However, Britons and Americans alike get two incomparable attractions: the sea and the people. The sea substitutes for countryside. The Bermuda sailing races are legendary, the dinghy races in particular: a little 14ft traditionally built boat, with an enormous mast, a massive sail area and a crew of six or seven to try to keep the thing upright. If you need to lighten the boat during a race, apparently you dump a couple of the crew overboard.

Our own exploits were more modest: a rented motorboat to spin out to a wreck, HMS Vixen, the navy's first twin screw warship, where my intrepid spouse and daughter snorkelled sans wetsuits. Bermuda has a brilliant line in wrecks. That was how the British arrived, when the Sea Venture, under Sir George Somers, was wrecked in 1609 en route for Virginia. Bermuda has accumulated about 300 wrecks, ranging from Spanish galleons to The Constellation, made famous by Peter Benchley's book The Deep. For anyone interested in snorkelling or diving Bermuda is a starred alpha location, because aside from its wrecks it also has particularly interesting coral - the most northerly reefs in the western hemisphere.

The other extraordinary feature is the charm of the people. Just as Parisians have developed rudeness to an art form, so Bermudans have developed politeness. It is considered extremely rude to pass someone in the street without greeting them; the politeness is catching and you end up saying good afternoon every few seconds to locals and visitors alike. To the visitor, at least, there is no evident racial tension between the 65 per cent mostly black population and the 35 per cent mostly white. There are big wealth differences, but there is no poverty and little unemployment. The impression is one of easy egalitarianism. To anyone familiar with the Caribbean this is refreshing and delightful. I found myself wondering how other societies could achieve this self-reinforcing "critical mass" of politeness; if Bermudans could put it into a bottle and export it, Bermuda would dominate the world market.

As it is, you have to go there to experience it. A long way from London? Yes. An expensive location? Sure. Uneven weather? True. A touch of make- believe about it all? I suppose so. But the charm helped make for four of the nicest days of my life.

The only airline with direct flights to Bermuda from Britain is British Airways (0345 222111). The lowest fare for travel between June and September is pounds 738 return. Bermuda Tourism: 1 Battersea Church Road, London SW11 3LY (0171-771 7001).

The knees have it

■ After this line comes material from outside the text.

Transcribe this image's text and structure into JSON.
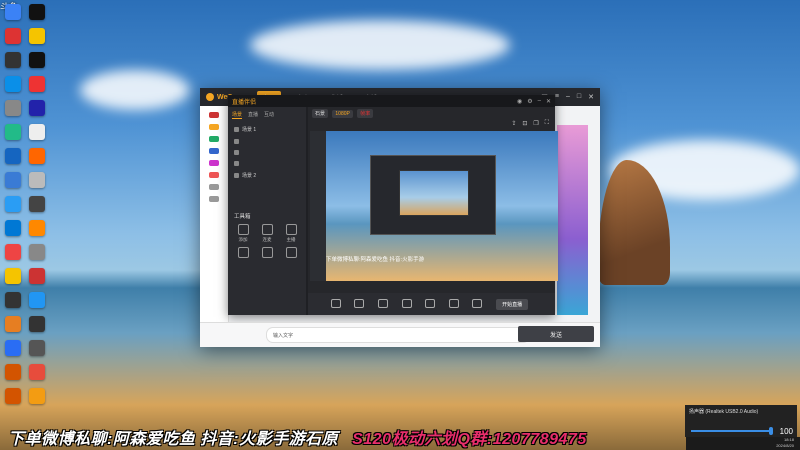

Bermuda Shorts are the main (well - the only) contribution of the island to the fashion industry. They were developed from British tropical military wear and are used for formal occasions as well as informal. The classic business attire consists of a blue, blazer-style jacket, a white shirt with a tie, tailored shorts ending between three and four inches above the knee, knee-length socks and black formal shoes. The shorts can be in any colour except that of the jacket; and the socks must tone with either the jacket or the shorts. Bermuda shorts are completely acceptable at a business meeting. Go to a convention, and never in your life will you see so many male knees.